“I found, as somebody from Hawaii, the water is still a little cold,” he added. “But it couldn’t have been nicer.”

He went on to talk about the challenges facing the nation, calling for Democrats to turn out at the midterm elections in November.

As the presidential motorcade traveled down the road to the fundraiser, groups of people gathered to wave and take pictures. Across the street cardboard signs read “Welcome Obama,” signed Cara, Chris and Ben, and “Enjoy MV.” Several onlookers had homemade Obama T-shirts.

The juxtaposition between vacation scenes and dealing with serious world matters was evident throughout the week. At a press briefing Wednesday afternoon, deputy Press Secretary Eric Schultz said this has been a working vacation for the President. He is traveling with members of his staff including National Security Advisor Susan Rice and deputy National Security Advisor Ben Rhodes. According to the White House, the President has been speaking with world leaders throughout the week.

On Monday, President Obama addressed the nation about the ongoing crisis in Iraq. He spoke for about five minutes from the backyard of a home near his Chilmark house.

Press zooms in as president addresses nation from Chilmark. — Mark Lovewell

He addressed the nation again early Thursday afternoon, providing an update about the situation in Iraq and calling for “peace and calm” in Ferguson, Mo., where there has been growing civil unrest after the shooting of an 18-year-old man.
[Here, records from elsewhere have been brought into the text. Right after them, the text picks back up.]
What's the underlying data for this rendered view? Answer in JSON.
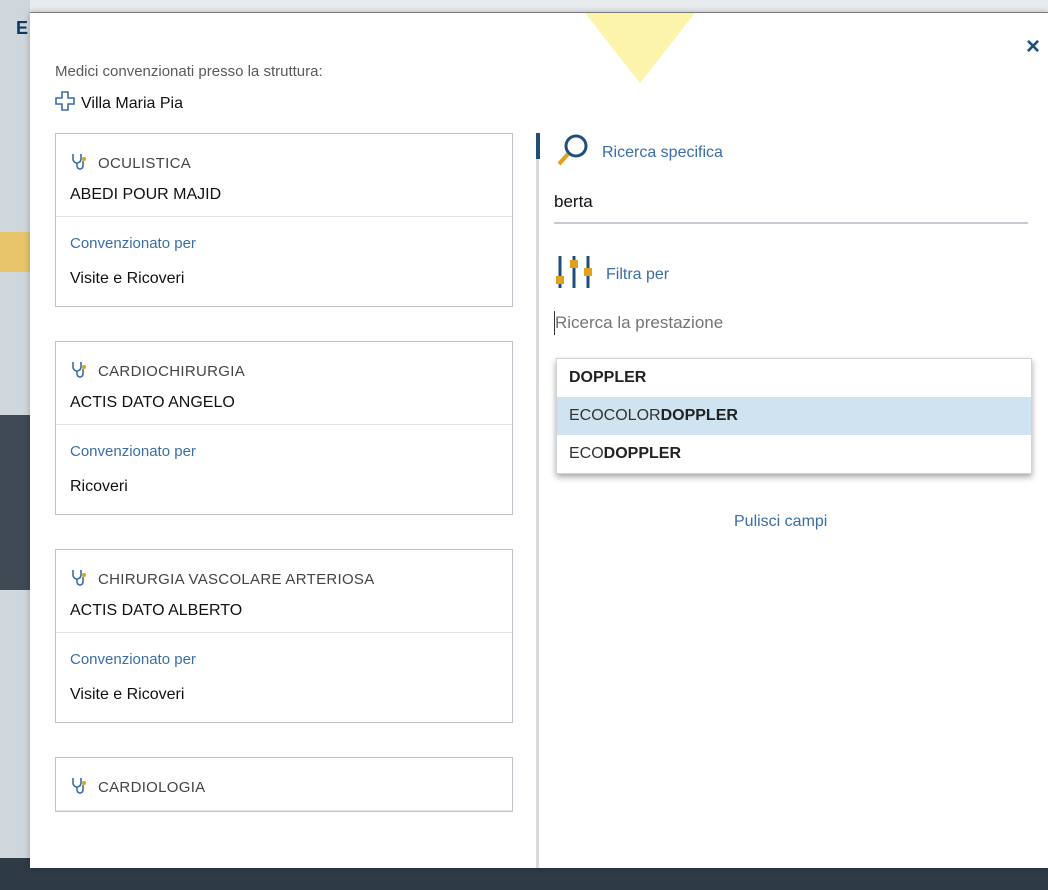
{
  "modal": {
    "intro": "Medici convenzionati presso la struttura:",
    "facility": "Villa Maria Pia",
    "close_label": "×"
  },
  "background": {
    "edge_letter": "E"
  },
  "cards": [
    {
      "specialty": "OCULISTICA",
      "doctor": "ABEDI POUR MAJID",
      "conv_label": "Convenzionato per",
      "conv_type": "Visite e Ricoveri"
    },
    {
      "specialty": "CARDIOCHIRURGIA",
      "doctor": "ACTIS DATO ANGELO",
      "conv_label": "Convenzionato per",
      "conv_type": "Ricoveri"
    },
    {
      "specialty": "CHIRURGIA VASCOLARE ARTERIOSA",
      "doctor": "ACTIS DATO ALBERTO",
      "conv_label": "Convenzionato per",
      "conv_type": "Visite e Ricoveri"
    },
    {
      "specialty": "CARDIOLOGIA"
    }
  ],
  "search": {
    "heading": "Ricerca specifica",
    "value": "berta"
  },
  "filter": {
    "heading": "Filtra per",
    "placeholder": "Ricerca la prestazione",
    "options": [
      {
        "prefix": "",
        "match": "DOPPLER"
      },
      {
        "prefix": "ECOCOLOR",
        "match": "DOPPLER"
      },
      {
        "prefix": "ECO",
        "match": "DOPPLER"
      }
    ],
    "active_index": 1
  },
  "actions": {
    "clear_label": "Pulisci campi"
  },
  "colors": {
    "accent": "#3a6ea5",
    "brand": "#1f4e79",
    "highlight": "#cfe3f0",
    "pointer": "#fbf3a5"
  },
  "icons": {
    "facility": "medical-cross-icon",
    "specialty": "stethoscope-icon",
    "search": "search-icon",
    "filter": "sliders-icon",
    "close": "close-icon"
  }
}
The statement took place at the Edgartown School cafeteria, which is serving as the press filing center. About 50 members of the press were gathered for the statement.

After the address, the President headed to the Vineyard Golf Club, down the road from the school.

Mr. Obama is due to leave Sunday to travel back to Washington for business meetings and is scheduled to return to the Vineyard on Tuesday. The Obamas plan to leave the Vineyard on August 24.